Well, team, I hope you’ve picked up some valuable nuggets of wisdom that’ll help you turn your meetings from “yawn-inducing snoozefests” to “hell-yeah-let’s-get-stuff-done huddles.”

Before we part ways, let’s do a quick recap of the main points we’ve covered – just to make sure they’re etched into your brain like the lyrics to your favorite guilty pleasure song (don’t worry, I won’t judge).

First up, we talked about the importance of collaboration in creating an agenda. Remember, folks, teamwork makes the dream work, so don’t be afraid to lean on your fellow team members and seek their input. Then, we explored the need to focus on topics that impact the whole team – ’cause ain’t nobody got time for those unrelated, time-wasting tangents.

Next, we delved into the magic of listing topics as questions to be answered, and how that little trick can encourage critical thinking and problem-solving like nobody’s business. And who could forget clarifying the purpose of each discussion? Keep it clear, keep it simple, and watch as your meetings become more streamlined and efficient.

Of course, we can’t forget about assigning discussion leaders. Trust me, folks, once you’ve seen the difference a designated leader can make, you’ll never go back to those wild, free-for-all meetings.

So, there you have it – your blueprint for creating kick-ass meeting agendas that’ll make your team more focused, productive, and (dare I say it) excited to attend your meetings. But the real question is, what are you gonna do with all this newfound knowledge? Are you gonna sit on your laurels and let your meetings continue to be a chaotic mess? Or are you gonna rise to the occasion and apply these tips to your next meeting?
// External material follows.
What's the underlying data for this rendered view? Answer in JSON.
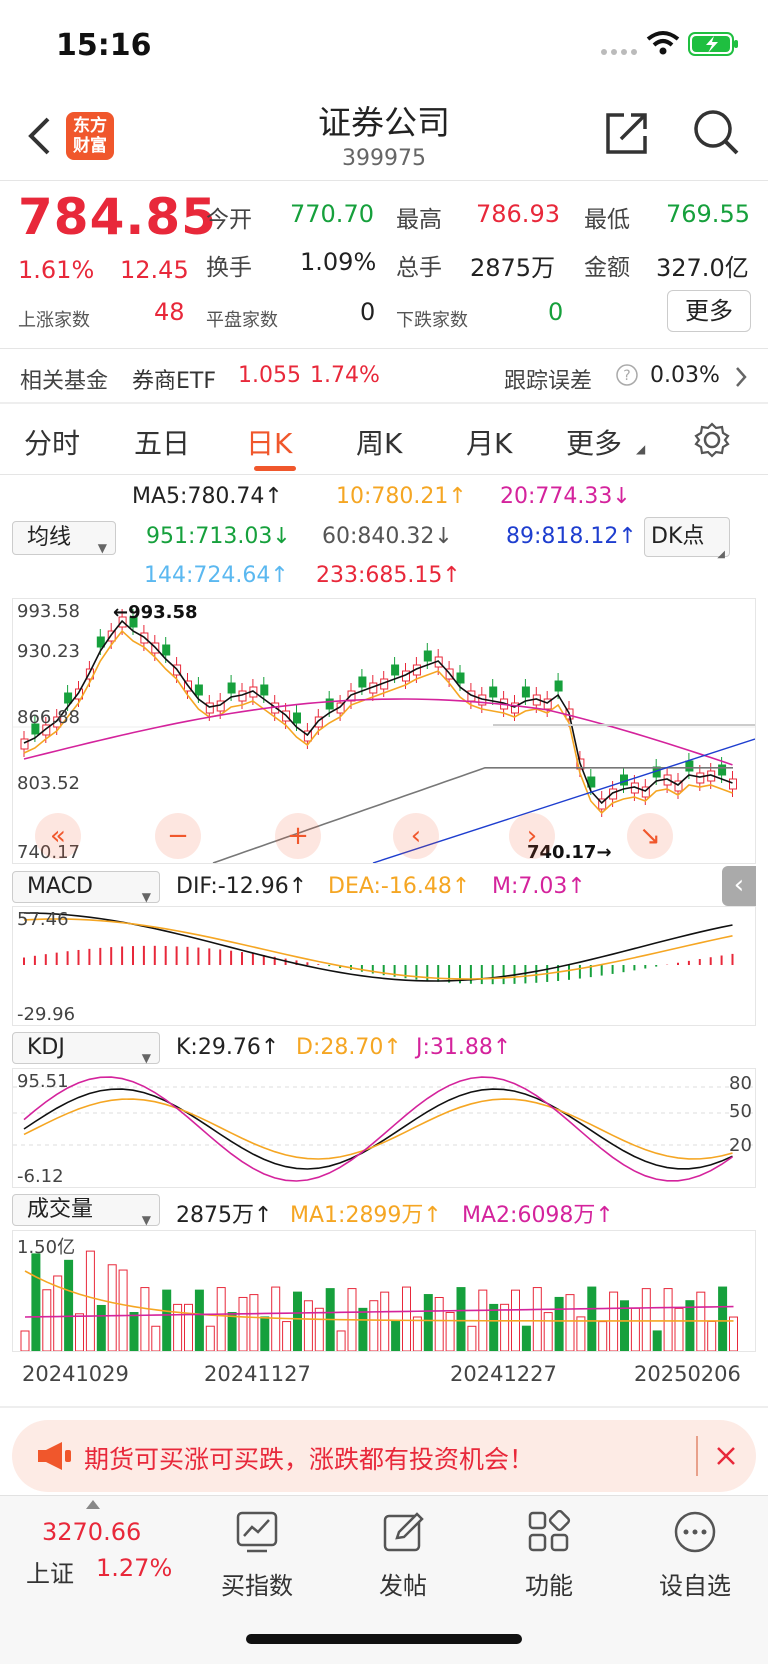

I think you know the answer, my friend. It’s time to step up, embrace these tips, and show your team what truly effective meetings look like. Trust me, once you’ve seen the difference, you’ll never go back to those haphazard, time-sucking meetings of yore.

So, go forth and conquer, dear reader. Embrace the power of the focused meeting and watch as your team’s productivity skyrockets. And when your colleagues start singing your praises and dubbing you the “Meeting Master,” just remember where you got all those game-changing tips from. wink

About the Author: Geoffrey Byers
Geoffrey is one of the world's foremost Designers. He is also a Serial Entrepreneur, Author, Speaker, and Mad Scientist. Hypothesis-Driven experimentation is his love language.